In “Call Northside 777,” James Stewart plays a reporter on a Chicago newspaper who responds to an unusual classified ad offering $5,000 to anyone with information about the killing of a police officer a decade earlier. Stewart’s reporter discovers that a scrub woman named Tillie Wiecek, played by a wonderful actress named Kasia Orzazewski, placed the ad in an attempt to gather new evidence to free her son, Frank.
Frank Wiecek, played by Richard Conte, who turns in a strong, sympathetic performance, is serving a life sentence for the murder. The reporter is skeptical at first, but as he digs into the facts of the case and uncovers lying witnesses and possible police corruption, he changes his mind and goes full out to prove Frank’s innocence.
In the film, a bar across the street with a beer sign that says Nectar can be seen out the window. It had a rounded brick entry and looks like one of Chicago’s oldest taverns, Schaller’s Pump. Next to the bar was a brewery which had many names over the years, but at that time was called Ambrosia. Today, the brewery building is gone, but Schaller’s remains. The corner tavern Stewart went into is now an office.

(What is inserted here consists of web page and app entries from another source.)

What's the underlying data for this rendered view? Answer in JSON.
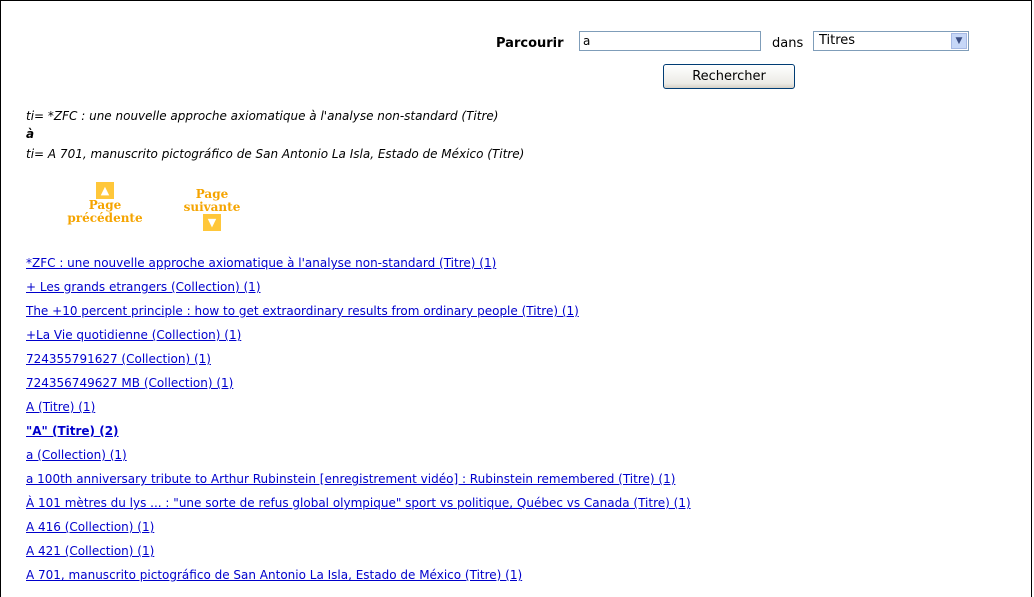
{
  "search": {
    "browse_label": "Parcourir",
    "query_value": "a",
    "in_label": "dans",
    "scope_value": "Titres",
    "scope_arrow": "▼",
    "button_label": "Rechercher"
  },
  "range": {
    "from": "ti= *ZFC : une nouvelle approche axiomatique à l'analyse non-standard (Titre)",
    "to_word": "à",
    "to": "ti= A 701, manuscrito pictográfico de San Antonio La Isla, Estado de México (Titre)"
  },
  "pager": {
    "prev_icon": "arrow-up-icon",
    "prev_label_1": "Page",
    "prev_label_2": "précédente",
    "next_icon": "arrow-down-icon",
    "next_label_1": "Page",
    "next_label_2": "suivante"
  },
  "results": [
    {
      "text": "*ZFC : une nouvelle approche axiomatique à l'analyse non-standard (Titre) (1)"
    },
    {
      "text": "+ Les grands etrangers (Collection) (1)"
    },
    {
      "text": "The +10 percent principle : how to get extraordinary results from ordinary people (Titre) (1)"
    },
    {
      "text": "+La Vie quotidienne (Collection) (1)"
    },
    {
      "text": "724355791627 (Collection) (1)"
    },
    {
      "text": "724356749627 MB (Collection) (1)"
    },
    {
      "text": "A (Titre) (1)"
    },
    {
      "text": "\"A\" (Titre) (2)"
    },
    {
      "text": "a (Collection) (1)"
    },
    {
      "text": "a 100th anniversary tribute to Arthur Rubinstein [enregistrement vidéo] : Rubinstein remembered (Titre) (1)"
    },
    {
      "text": "À 101 mètres du lys ... : \"une sorte de refus global olympique\" sport vs politique, Québec vs Canada (Titre) (1)"
    },
    {
      "text": "A 416 (Collection) (1)"
    },
    {
      "text": "A 421 (Collection) (1)"
    },
    {
      "text": "A 701, manuscrito pictográfico de San Antonio La Isla, Estado de México (Titre) (1)"
    }
  ],
  "colors": {
    "link": "#0000cc",
    "pager_accent": "#f5a400"
  }
}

(For more on the locations used for this film, see the Forgotten Chicago Forum where people have done a lot of research.)
A glimpse at Chicago’s immigrant neighborhoods of the past is an added bonus for today’s viewers of the film. Another plus on the DVD is the commentary track by Alain Silver and James Ursini, the authors of several books on film noir. But the main attraction of “Call Northside 777” is the film itself, which, despite some pretty old technology – from the reporter’s manual typewriter to an early lie detector test – still holds up as a solid detective story.
(For more overlooked films, check out Todd Mason's site.)